Nicholas Frankovich on how at least some liberals view their conservative foes:
In the liberal imagination, the conservative plays many parts, all of them villainous, the most flamboyant being that of the crank who combines political activism with mental instability: a dangerous combination. Earlier this week Ian Tuttle documented a few random but typical reports from those who have recently sighted this menacing character. I especially liked Ian’s excerpt from a column by Charles Blow, who sees “the fear that makes the face flush when people stare into a future in which traditional power — their power — is eroded.”
Blow means status anxiety. The idea is that conservatives are either downwardly mobile or fearful of becoming so. Conservatism is reduced to the image of people blustering and raging as they tumble down the social ladder, either in fact or in their fevered delusions. The term “status anxiety” has fallen out of fashion, but obviously the concept has not.
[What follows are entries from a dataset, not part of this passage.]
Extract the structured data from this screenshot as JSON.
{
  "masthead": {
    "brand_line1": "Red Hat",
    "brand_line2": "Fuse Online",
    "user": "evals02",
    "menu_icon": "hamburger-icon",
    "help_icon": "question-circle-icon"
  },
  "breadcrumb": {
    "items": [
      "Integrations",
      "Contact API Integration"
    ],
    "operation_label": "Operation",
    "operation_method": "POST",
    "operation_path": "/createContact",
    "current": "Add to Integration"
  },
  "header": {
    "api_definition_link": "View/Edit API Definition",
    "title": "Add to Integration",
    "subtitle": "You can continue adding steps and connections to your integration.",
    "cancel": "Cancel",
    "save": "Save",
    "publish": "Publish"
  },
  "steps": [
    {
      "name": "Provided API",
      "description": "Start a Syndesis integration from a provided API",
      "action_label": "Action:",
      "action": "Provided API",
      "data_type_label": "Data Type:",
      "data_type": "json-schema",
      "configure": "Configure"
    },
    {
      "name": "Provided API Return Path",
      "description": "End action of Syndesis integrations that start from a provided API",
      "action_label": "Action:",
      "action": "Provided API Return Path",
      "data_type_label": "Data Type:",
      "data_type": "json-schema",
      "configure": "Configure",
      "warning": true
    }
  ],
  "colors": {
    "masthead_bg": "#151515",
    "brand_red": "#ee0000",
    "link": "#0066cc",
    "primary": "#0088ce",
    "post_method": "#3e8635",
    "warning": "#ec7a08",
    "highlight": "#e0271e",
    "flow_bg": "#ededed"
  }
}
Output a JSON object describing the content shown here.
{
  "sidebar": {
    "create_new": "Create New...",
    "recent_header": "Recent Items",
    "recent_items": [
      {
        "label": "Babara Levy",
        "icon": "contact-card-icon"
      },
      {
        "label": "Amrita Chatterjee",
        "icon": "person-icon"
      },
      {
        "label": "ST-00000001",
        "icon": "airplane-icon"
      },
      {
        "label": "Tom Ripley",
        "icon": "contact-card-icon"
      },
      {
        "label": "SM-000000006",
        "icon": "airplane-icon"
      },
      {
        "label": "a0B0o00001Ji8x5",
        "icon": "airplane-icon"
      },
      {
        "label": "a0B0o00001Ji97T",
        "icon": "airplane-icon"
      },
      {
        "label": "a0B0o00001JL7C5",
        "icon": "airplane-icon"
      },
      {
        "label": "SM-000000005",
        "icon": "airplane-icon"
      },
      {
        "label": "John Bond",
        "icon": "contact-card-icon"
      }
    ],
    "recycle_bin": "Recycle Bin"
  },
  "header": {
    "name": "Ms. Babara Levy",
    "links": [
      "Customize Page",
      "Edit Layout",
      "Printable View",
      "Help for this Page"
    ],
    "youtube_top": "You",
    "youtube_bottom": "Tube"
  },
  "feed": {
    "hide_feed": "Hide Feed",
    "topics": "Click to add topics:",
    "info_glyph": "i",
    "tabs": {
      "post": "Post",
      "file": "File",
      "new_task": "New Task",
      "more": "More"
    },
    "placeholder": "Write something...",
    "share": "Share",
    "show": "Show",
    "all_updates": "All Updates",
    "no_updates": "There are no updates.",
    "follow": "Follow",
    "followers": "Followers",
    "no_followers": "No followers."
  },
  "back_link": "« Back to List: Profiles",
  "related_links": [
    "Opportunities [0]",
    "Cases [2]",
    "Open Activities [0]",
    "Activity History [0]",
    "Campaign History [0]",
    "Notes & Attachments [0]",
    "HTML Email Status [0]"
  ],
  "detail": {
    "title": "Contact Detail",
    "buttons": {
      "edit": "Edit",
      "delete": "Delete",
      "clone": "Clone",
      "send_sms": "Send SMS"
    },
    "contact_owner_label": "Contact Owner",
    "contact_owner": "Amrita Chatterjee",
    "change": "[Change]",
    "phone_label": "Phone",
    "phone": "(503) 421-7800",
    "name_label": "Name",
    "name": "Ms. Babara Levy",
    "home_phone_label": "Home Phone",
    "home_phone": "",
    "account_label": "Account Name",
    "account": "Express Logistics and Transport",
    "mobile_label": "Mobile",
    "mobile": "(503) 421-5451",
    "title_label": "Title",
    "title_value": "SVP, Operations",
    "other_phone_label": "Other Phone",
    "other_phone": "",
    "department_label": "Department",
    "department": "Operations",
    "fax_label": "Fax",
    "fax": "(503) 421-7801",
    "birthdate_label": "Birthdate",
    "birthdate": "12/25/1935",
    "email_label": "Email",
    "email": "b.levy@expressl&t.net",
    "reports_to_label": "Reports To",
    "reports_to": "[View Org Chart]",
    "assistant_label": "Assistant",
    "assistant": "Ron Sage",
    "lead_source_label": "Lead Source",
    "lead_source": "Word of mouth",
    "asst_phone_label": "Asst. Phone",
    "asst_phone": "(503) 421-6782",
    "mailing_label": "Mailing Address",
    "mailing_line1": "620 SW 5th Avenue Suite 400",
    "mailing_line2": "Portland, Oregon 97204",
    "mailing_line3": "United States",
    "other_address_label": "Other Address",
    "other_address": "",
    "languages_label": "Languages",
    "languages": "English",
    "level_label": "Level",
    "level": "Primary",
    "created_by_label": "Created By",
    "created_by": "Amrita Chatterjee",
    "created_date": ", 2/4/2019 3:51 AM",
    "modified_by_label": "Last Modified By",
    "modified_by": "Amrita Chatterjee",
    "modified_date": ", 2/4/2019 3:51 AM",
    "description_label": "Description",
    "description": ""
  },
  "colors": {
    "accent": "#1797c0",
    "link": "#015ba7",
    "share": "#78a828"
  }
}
As an explanation for conservatism and for anti-Communism particularly, it came into vogue in the mid 20th century, popularized by the sociologists Daniel Bell and Seymour Martin Lipset but especially by the Columbia historian Richard Hofstadter, who in the run-up to the 1964 presidential election published “The Paranoid Style in American Politics” (Harper’s, November 1964), the classic essay on conservatism as mental illness.
Hofstadter began with a reference to the “angry minds at work mainly among extreme right-wingers, who have now demonstrated in the Goldwater movement how much political leverage can be got out of the animosities and passions of a small minority.” This was less a news hook for a groundbreaking psychoanalysis of American history than the psychoanalysis of American history was a context in which Hofstadter could situate Barry Goldwater and his supporters.
Meanwhile, “The Unconscious of a Conservative: A Special Issue on the Mind of Barry Goldwater” appeared as the October–November issue of the newly founded (and short-lived, as it would turn out) Fact magazine. “1,189 psychiatrists say Goldwater is psychologically unfit to be president!” the cover read. (The American Psychiatric Association later established the “Goldwater rule”: “It is unethical for a psychiatrist to offer [to media] a professional opinion [of a public figure’s mental health] unless he or she has conducted an examination and has been granted proper authorization for such a statement.”)